Mentions: To examine whether the NPs could deliver the siRNA to their target and silence the gene of interest at the mRNA level, we performed real time-PCR analysis after transfecting HeLa cells for 24 hours with NPs complexed with siRNA against Bcl-2 (conc. of siRNA 100 nM). Bcl-2 was chosen as it exhibits anti-apoptotic activity and is overexpressed in several types of cancer. Bcl-2 protein blocks the release of cytochrome-C, which in turn prevents the propagation of death signals and promotes cell survival. Earlier studies have shown that apoptosis in cancer cells can be induced by silencing this gene. Real time-PCR was performed and the amount of mRNA expression was calculated using the ΔΔCT method. Downregulation of Bcl-2 mRNA was determined by comparison of the ratio between Bcl-2 and endogenous control (β-actin) mRNA expression for the transfected samples against the non-transfected samples. NP-Bcl-2-siRNA complexes were able to silence Bcl-2 mRNA levels by 80%–90% of the normal expression level (G10–G18U) when compared with the control (Figure 5A). Simultaneous experiments with scrambled siRNA confirmed that the NPs themselves do not contribute to silencing the target gene because there was no significant change in expression of mRNA of the target gene when compared with untreated controls (Figure S3B).

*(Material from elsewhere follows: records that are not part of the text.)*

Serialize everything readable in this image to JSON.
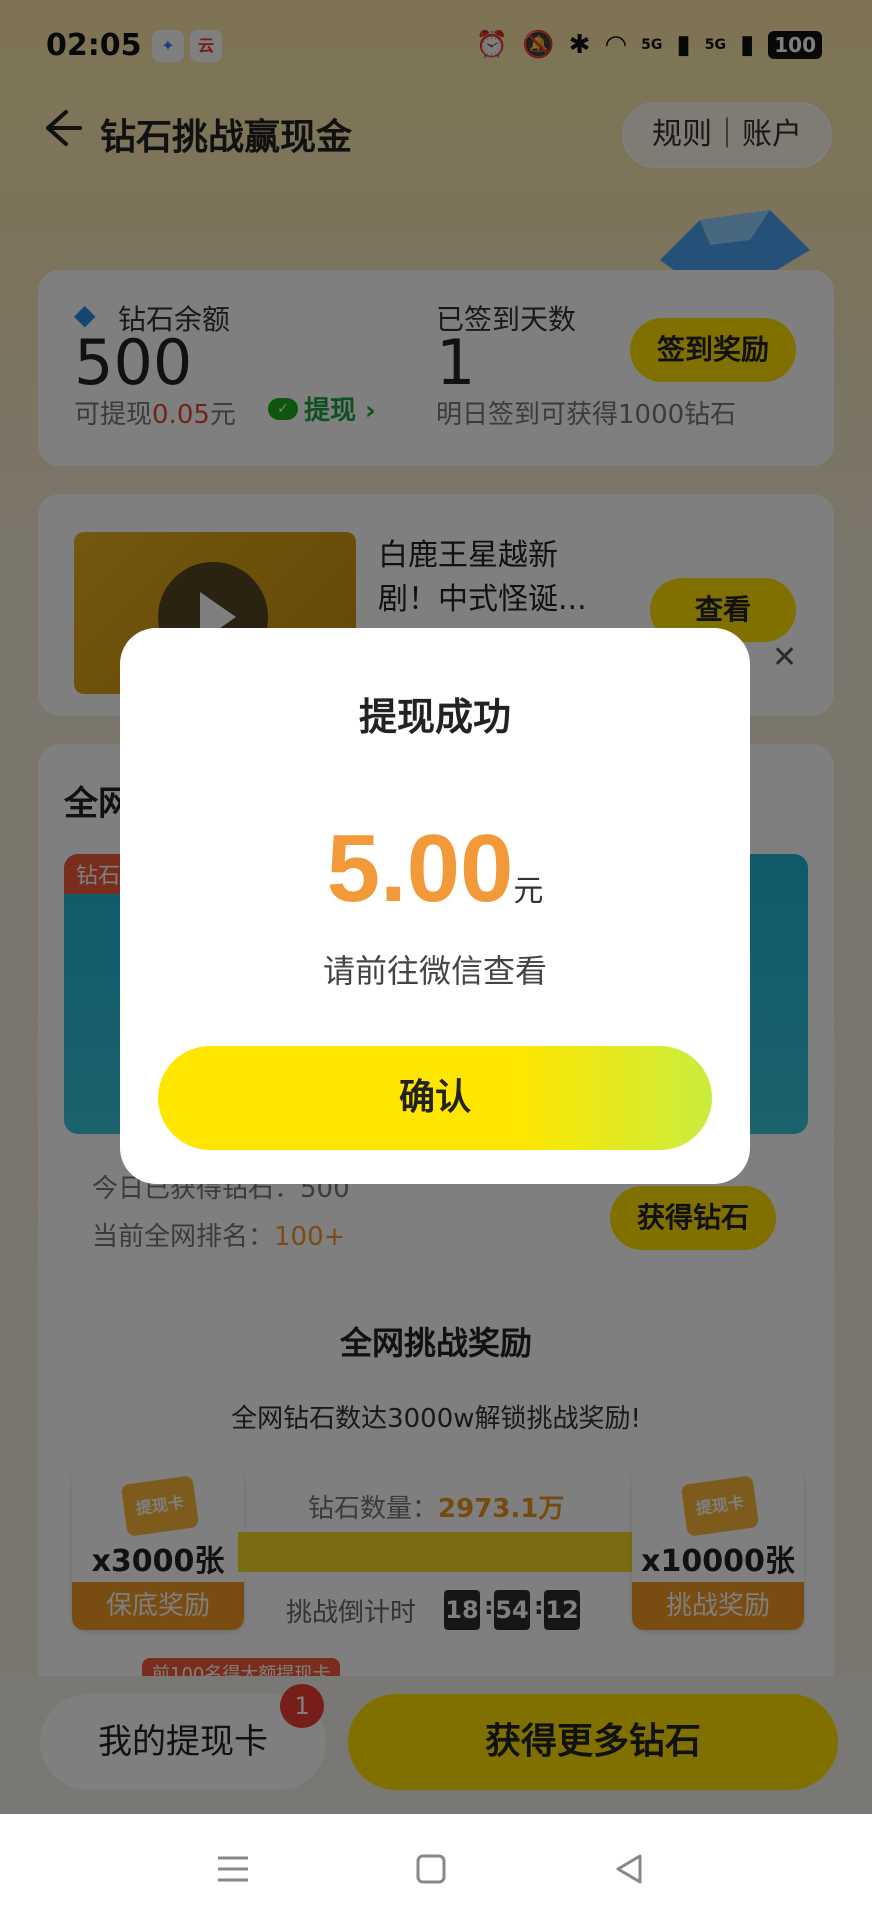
{
  "status_bar": {
    "time": "02:05",
    "network_1": "5G",
    "network_2": "5G",
    "battery": "100"
  },
  "header": {
    "title": "钻石挑战赢现金",
    "rules_account": "规则｜账户"
  },
  "balance": {
    "diamond_label": "钻石余额",
    "diamond_value": "500",
    "withdrawable_prefix": "可提现",
    "withdrawable_amount": "0.05",
    "withdrawable_unit": "元",
    "withdraw_link": "提现 ›",
    "checkin_label": "已签到天数",
    "checkin_days": "1",
    "checkin_tip": "明日签到可获得1000钻石",
    "checkin_button": "签到奖励"
  },
  "video": {
    "title": "白鹿王星越新剧！中式怪诞...",
    "view_button": "查看",
    "close": "✕"
  },
  "challenge": {
    "title": "全网",
    "banner_tag": "钻石",
    "today_diamonds": "今日已获得钻石：500",
    "rank_label": "当前全网排名：",
    "rank_value": "100+",
    "get_diamonds_button": "获得钻石",
    "reward_title": "全网挑战奖励",
    "reward_sub": "全网钻石数达3000w解锁挑战奖励!",
    "diamond_count_label": "钻石数量：",
    "diamond_count_value": "2973.1万",
    "progress": 0.991,
    "countdown_label": "挑战倒计时",
    "countdown_h": "18",
    "countdown_m": "54",
    "countdown_s": "12",
    "left_prize_card": "提现卡",
    "left_prize_count": "x3000张",
    "left_prize_label": "保底奖励",
    "right_prize_card": "提现卡",
    "right_prize_count": "x10000张",
    "right_prize_label": "挑战奖励",
    "top100_tag": "前100名得大额提现卡"
  },
  "bottom": {
    "my_card": "我的提现卡",
    "badge": "1",
    "more_diamonds": "获得更多钻石"
  },
  "dialog": {
    "title": "提现成功",
    "amount": "5.00",
    "unit": "元",
    "note": "请前往微信查看",
    "confirm": "确认"
  },
  "colors": {
    "accent_yellow": "#ffe100",
    "amount_orange": "#f2993a",
    "badge_red": "#ef3c37"
  }
}
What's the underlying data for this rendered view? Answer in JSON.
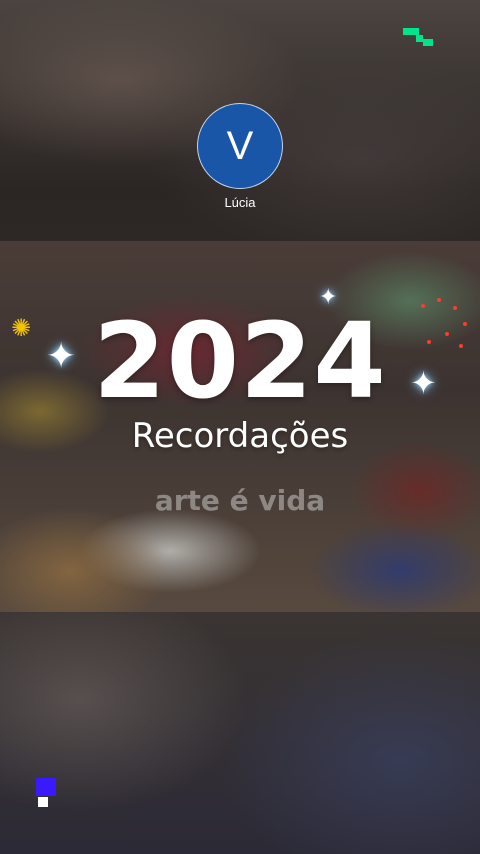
{
  "profile": {
    "avatar_letter": "V",
    "avatar_color": "#1a56a8",
    "username": "Lúcia"
  },
  "media": {
    "year": "2024",
    "title": "Recordações",
    "subtitle": "arte é vida"
  },
  "decor": {
    "sparkle_glyph": "✦",
    "flower_glyph": "✺",
    "icons": [
      "sparkle-icon",
      "flower-icon",
      "red-dots-decoration"
    ]
  },
  "branding": {
    "top_logo_color": "#00e58a",
    "bottom_logo_color": "#3b19ff"
  }
}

Bottom Line: A number of diseases can result from abnormal gene expression.Our findings indicated high gene transfection efficiency.These biocompatible nanoparticles allow targeted delivery of siRNA, providing an efficient vehicle for gene delivery.

View Article: PubMed Central - PubMed

Affiliation: Centre for Chemical Biology, CSIR-Indian Institute of Chemical Technology, Hyderabad, India ; Academy of Scientific and Innovative Research, New Delhi, India.

ABSTRACT
A number of diseases can result from abnormal gene expression. One of the approaches for treating such diseases is gene therapy to inhibit expression of a particular gene in a specific cell population by RNA interference. Use of efficient delivery vehicles increases the safety and success of gene therapy. Here we report the development of functionalized biocompatible fluorescent nanoparticles from para amino benzoic acid nanoparticles for efficient delivery of short interfering RNA (siRNA). These nanoparticles were non-toxic and did not interfere with progression of the cell cycle. The intrinsic fluorescent nature of these nanoparticles allows easy tracking and an opportunity for diagnostic applications. Human Bcl-2 siRNA was complexed with these nanoparticles to inhibit expression in cells at both the transcriptional and translational levels. Our findings indicated high gene transfection efficiency. These biocompatible nanoparticles allow targeted delivery of siRNA, providing an efficient vehicle for gene delivery.

No MeSH data available.


Related in: MedlinePlus